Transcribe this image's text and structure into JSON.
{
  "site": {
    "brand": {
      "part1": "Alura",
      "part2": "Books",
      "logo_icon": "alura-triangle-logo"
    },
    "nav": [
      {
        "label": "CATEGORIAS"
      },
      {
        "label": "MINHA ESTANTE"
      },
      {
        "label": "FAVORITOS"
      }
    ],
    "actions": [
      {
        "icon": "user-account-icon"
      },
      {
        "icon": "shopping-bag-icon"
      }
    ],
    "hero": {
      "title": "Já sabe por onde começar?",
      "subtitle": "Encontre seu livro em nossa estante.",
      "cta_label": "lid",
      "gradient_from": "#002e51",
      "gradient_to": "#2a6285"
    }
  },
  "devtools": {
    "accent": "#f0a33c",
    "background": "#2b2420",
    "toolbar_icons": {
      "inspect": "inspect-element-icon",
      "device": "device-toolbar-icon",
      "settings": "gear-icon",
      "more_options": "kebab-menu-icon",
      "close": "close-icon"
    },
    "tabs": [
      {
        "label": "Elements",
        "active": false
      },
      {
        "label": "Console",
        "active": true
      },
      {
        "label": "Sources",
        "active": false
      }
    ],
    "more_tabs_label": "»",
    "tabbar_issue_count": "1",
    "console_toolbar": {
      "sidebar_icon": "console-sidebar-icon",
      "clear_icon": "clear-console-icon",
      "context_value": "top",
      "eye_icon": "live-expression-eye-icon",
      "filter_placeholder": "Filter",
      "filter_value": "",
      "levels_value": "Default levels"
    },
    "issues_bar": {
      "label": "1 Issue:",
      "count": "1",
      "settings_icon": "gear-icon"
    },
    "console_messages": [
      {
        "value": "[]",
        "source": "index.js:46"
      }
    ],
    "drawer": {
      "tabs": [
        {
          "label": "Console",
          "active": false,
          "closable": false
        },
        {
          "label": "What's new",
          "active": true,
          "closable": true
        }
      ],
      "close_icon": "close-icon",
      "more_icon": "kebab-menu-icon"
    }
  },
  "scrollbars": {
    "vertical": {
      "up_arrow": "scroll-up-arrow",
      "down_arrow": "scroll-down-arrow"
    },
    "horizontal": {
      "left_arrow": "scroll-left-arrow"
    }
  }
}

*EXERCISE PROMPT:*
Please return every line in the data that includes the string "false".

*ANSWER SECTION:*
        "active": false
        "active": false
          "active": false,
          "closable": false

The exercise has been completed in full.